The problem = Which lines of the data contain the string "deaths"? Copy every one of them.

*** Opening Data to use ***

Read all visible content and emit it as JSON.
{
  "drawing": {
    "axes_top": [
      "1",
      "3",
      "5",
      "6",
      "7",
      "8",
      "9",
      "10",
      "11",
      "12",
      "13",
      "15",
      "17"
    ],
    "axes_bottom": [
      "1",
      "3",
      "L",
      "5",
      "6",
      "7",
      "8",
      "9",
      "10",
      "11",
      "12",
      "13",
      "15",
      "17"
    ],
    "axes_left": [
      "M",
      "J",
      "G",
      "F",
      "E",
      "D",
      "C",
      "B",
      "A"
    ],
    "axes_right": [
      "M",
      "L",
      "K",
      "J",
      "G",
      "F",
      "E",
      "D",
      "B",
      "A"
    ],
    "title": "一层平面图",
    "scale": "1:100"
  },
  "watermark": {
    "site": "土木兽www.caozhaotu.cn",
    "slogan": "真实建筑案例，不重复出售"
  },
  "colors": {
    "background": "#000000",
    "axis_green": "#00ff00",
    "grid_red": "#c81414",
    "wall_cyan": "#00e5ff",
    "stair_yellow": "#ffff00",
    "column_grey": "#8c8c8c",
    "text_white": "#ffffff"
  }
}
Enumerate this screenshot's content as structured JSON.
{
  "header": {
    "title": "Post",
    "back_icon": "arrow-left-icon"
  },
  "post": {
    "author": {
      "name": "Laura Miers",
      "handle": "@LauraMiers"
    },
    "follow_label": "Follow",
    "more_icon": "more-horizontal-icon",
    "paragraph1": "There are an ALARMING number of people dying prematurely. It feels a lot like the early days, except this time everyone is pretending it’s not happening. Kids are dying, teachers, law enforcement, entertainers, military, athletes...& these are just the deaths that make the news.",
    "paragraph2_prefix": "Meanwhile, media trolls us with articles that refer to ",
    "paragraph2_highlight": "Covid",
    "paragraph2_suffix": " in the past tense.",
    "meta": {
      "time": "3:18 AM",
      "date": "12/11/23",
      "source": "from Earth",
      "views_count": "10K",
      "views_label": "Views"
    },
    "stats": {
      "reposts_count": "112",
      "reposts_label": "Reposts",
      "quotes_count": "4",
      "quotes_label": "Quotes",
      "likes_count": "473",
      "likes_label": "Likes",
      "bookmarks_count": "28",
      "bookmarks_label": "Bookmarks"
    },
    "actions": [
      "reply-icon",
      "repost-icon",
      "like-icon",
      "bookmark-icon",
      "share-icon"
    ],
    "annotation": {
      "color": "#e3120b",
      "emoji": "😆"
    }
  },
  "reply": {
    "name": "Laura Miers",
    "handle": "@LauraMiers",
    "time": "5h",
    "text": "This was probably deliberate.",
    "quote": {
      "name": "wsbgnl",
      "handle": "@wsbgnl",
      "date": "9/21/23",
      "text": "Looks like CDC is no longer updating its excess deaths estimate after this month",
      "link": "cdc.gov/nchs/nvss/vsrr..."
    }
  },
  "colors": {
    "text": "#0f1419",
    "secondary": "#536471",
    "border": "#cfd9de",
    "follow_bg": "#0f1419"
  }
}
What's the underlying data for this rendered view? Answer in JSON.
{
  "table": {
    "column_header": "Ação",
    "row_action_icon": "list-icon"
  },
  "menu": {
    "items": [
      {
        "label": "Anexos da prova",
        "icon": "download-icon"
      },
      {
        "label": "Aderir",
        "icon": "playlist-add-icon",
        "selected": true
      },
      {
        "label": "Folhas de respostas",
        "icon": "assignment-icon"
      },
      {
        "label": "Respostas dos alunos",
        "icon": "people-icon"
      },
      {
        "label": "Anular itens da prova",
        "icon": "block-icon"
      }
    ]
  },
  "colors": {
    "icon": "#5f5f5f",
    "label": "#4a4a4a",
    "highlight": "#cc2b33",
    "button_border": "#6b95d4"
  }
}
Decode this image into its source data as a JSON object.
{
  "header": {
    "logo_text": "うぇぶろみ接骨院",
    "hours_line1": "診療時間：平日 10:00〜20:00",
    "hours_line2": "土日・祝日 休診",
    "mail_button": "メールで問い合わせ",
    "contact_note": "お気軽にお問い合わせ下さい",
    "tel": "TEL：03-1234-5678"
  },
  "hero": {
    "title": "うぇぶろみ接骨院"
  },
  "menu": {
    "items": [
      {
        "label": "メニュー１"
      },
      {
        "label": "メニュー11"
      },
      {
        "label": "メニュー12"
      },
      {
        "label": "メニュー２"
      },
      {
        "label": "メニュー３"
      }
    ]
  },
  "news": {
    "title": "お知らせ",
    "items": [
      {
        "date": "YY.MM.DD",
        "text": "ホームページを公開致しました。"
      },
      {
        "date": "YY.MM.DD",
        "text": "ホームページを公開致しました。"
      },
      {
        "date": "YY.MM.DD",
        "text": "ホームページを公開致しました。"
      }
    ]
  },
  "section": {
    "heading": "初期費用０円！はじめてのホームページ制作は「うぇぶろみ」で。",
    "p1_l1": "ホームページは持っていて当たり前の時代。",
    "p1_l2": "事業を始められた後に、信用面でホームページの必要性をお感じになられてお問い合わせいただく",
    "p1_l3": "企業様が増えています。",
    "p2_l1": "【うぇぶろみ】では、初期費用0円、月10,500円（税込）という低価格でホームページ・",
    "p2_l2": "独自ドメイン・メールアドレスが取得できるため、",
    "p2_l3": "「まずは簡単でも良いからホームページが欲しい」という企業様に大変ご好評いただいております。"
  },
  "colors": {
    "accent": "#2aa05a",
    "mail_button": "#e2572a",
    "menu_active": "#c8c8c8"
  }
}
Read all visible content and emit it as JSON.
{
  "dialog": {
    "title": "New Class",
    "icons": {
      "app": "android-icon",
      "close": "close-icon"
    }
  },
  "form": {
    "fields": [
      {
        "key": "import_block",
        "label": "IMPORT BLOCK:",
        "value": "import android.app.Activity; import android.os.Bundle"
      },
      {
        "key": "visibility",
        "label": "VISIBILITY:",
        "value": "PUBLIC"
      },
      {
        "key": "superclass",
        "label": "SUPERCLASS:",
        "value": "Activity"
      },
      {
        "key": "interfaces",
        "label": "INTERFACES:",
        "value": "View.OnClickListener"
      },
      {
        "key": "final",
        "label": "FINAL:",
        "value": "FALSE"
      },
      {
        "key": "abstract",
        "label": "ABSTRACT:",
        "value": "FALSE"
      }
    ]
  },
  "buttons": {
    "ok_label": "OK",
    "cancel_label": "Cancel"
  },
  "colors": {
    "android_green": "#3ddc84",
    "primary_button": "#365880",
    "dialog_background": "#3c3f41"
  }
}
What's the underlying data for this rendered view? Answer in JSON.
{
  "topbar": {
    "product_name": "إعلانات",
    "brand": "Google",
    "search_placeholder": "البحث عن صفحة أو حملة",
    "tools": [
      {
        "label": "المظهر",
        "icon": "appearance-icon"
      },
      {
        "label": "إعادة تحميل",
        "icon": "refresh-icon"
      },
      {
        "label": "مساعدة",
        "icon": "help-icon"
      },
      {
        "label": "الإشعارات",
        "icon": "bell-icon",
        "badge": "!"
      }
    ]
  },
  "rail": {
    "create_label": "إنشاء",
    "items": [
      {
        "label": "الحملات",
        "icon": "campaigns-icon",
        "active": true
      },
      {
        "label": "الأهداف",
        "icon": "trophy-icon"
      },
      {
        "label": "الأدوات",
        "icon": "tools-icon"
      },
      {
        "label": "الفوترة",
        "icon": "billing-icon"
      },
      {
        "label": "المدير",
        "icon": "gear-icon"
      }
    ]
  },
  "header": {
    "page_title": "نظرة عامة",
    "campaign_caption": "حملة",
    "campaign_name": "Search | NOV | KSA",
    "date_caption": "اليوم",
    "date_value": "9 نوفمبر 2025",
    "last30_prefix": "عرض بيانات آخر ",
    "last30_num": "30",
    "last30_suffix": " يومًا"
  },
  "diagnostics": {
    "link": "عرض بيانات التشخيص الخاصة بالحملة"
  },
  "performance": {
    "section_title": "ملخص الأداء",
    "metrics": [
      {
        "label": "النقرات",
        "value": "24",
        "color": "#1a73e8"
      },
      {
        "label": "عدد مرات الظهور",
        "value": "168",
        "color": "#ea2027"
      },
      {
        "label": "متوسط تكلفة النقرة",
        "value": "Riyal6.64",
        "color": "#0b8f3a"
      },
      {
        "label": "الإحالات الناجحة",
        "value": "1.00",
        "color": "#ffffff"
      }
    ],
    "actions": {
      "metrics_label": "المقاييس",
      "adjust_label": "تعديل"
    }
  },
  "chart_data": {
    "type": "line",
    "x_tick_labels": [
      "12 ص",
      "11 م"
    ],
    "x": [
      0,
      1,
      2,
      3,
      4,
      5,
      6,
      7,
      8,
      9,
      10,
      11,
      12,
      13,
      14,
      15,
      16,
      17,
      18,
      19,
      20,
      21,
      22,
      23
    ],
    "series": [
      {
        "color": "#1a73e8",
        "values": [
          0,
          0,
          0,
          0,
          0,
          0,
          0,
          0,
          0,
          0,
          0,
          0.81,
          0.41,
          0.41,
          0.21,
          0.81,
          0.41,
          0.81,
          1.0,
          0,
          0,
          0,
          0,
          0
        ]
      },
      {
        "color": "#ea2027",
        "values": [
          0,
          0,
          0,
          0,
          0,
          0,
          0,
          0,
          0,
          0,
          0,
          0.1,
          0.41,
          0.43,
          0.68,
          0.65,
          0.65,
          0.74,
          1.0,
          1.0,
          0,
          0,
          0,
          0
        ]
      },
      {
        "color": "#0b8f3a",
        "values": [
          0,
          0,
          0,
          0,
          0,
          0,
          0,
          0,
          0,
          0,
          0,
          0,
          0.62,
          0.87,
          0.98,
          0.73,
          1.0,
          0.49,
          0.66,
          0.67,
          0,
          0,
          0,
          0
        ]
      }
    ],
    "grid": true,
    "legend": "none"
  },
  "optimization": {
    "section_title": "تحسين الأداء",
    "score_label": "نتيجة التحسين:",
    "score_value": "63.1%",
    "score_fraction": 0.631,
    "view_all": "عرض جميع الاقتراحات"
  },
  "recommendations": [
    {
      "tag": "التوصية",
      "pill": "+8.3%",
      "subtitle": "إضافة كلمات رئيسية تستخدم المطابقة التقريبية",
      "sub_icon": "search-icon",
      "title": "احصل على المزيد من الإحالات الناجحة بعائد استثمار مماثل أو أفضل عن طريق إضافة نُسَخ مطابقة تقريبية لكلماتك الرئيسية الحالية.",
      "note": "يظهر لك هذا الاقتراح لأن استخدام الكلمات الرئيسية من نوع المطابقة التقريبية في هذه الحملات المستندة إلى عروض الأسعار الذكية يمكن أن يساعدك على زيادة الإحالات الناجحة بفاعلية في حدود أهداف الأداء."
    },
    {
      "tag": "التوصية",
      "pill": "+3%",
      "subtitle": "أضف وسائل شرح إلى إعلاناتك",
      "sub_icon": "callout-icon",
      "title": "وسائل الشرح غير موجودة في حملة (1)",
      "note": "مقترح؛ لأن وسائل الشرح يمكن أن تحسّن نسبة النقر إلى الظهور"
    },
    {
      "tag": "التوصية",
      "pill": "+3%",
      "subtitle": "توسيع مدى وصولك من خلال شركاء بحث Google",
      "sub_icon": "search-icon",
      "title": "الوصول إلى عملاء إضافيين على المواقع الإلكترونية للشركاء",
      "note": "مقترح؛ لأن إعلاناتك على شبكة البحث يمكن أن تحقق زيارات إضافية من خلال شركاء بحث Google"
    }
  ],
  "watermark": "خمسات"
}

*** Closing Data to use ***

Problem solution =
    "paragraph1": "There are an ALARMING number of people dying prematurely. It feels a lot like the early days, except this time everyone is pretending it’s not happening. Kids are dying, teachers, law enforcement, entertainers, military, athletes...& these are just the deaths that make the news.",
      "text": "Looks like CDC is no longer updating its excess deaths estimate after this month",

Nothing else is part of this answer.